A trained surveyor, Daniel A. Sanborn’s first work of consequence was the 1866 insurance map of Boston. His subsequent work on behalf of the Aetna Insurance Company led him to conclude that a systematic and standardized mapping of American cities was a national requirement.

He founded the D.A. Sanborn National Insurance Diagram Bureau in 1867 and embarked on the adventure of mapping the nation. As all new firms, the first decade was a struggle, but driven by Sanborn’s insistence on producing only the highest quality, the company flourished. 

In the first year the company produced 50 single-sheet maps. Within ten years over 1,000 cities were mapped. By Sanborn’s death in 1883, almost 2,000 cities were being mapped. A copyrighted mapping key was developed. 

In 1905 Sanborn printed a thorough surveyor’s manual describing the processes involved in compiling their mapping data. The number of maps in their catalog increased steadily. By the 60th anniversary of their founding, the company maintained over 13,000 cities, 365 of which required bound volumes of over 100 individual mapping sheets.  

A Central Department in Chicago and a Pacific Department in San Francisco were added, with the headquarters located in Pelham, N.Y. Production reached its peak in the 1930’s. Post-World War Two technological developments led to a decrease in demand, and the company began to evolve in the second half of the 20th century. The hey-day of the Sanborn fire maps had passed. 

The company, however, not only survived, it has blossomed into one of the world leaders in global mapping. Field surveyors were largely replaced by remote sensors, satellites and technologies such as LIDAR (light detection and ranging).

These 21st century technologies can produce imagery with a variety of sensors in resolutions down to inches. Other adaptable techniques are employed to meet the ever-growing thirst for physical mapping. For instance, compensation for the curvature of the earth and rectification of local elevation differences are combined with sensor data to produce orthophotography. 

Mobile mapping capabilities which use LIDAR technology can produce near instantaneous 3D visualization.   

Such products are in great demand. Practically all industries involved in the physical realm are potential customers. From mining and agriculture, to conservation and construction, to city planning and national defense, Sanborn customers are worldwide and diverse. 

A most interesting aspect of Sanborn’s present portfolio is the mating of high-resolution imagery with near real time emergency response. The safety and security applications of this relationship are limitless.

Sanborn yet maintains a modern set of maps for 40 major U.S. cities.
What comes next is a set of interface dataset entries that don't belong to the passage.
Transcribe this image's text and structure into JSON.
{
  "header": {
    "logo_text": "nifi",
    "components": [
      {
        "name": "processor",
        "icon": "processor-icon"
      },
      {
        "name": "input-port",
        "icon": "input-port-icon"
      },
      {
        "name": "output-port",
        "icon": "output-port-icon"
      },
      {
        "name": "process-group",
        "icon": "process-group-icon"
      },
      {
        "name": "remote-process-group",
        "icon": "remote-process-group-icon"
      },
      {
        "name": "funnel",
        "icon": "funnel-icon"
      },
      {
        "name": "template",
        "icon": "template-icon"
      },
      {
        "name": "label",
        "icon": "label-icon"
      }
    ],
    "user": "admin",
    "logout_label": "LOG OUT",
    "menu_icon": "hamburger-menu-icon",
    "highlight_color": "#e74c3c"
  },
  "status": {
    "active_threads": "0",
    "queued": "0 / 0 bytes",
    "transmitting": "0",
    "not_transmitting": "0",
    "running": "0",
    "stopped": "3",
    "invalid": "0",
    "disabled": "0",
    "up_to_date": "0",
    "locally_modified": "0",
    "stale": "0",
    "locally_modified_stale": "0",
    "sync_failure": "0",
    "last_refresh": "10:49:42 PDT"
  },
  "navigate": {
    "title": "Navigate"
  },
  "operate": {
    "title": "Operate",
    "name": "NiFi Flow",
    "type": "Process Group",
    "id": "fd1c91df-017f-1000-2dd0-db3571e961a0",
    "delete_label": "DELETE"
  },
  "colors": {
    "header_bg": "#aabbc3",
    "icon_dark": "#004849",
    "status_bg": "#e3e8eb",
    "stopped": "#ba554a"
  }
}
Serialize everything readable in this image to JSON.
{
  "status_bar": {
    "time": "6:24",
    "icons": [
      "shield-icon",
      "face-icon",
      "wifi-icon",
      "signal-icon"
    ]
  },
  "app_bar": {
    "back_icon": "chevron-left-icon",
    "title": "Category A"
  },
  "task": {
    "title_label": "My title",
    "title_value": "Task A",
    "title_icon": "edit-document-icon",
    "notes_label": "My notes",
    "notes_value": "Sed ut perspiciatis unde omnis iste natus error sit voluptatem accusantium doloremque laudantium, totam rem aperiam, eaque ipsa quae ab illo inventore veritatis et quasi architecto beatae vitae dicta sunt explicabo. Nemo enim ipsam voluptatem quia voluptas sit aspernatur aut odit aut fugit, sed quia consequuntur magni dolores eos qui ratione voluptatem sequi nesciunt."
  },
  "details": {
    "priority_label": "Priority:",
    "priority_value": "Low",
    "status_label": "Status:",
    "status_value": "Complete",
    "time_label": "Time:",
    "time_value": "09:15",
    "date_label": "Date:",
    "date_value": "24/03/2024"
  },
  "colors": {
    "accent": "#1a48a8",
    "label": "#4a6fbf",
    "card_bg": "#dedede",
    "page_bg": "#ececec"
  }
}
They are based on the most advanced mapping data available. As Jason Caldwell, vice president of business development confirmed, the present city data-sets are today’s version of the original Sanborn fire insurance maps.

Through the years, Sanborn Map Company has built an intense company loyalty among its employees. In the early 20th century, when labor unrest and appalling working conditions were not uncommon, Sanborn was generations ahead in employee relations. The company published a monthly newsletter containing employee input, as well as employee recognition, anecdotes and features about how to increase efficiency. The May 1926 newsletter was 15 pages.

It is said that when the company finally did have to downsize at the end of the paper map era, many long-time employees simply did not leave the building. The surveyors numbered approximately 400 at the apex of production, with 300 employees involved in coloring, gluing, printing and binding.  

They produced some treasures. Today, the original maps are important sources for historians, genealogists and cities rebuilding older sections of town. Reviewing a 1922 Sanborn map of Mineola revealed the location of the original Catholic Church on S. Johnson St. An earlier Sanborn map disclosed the location of a water well under M Prints Printing.

The Mineola library’s maps are plasticized to protect the 20” x 25” documents, but the beauty of these maps is not diminished. As was noted in a 1926 booklet published by the company to celebrate its 60th anniversary, “Although whenever practicable, modern machinery and processes are utilized, the making of our maps is still one of the ancient arts, in which the soul of the craftsman finds inspiration and expression.”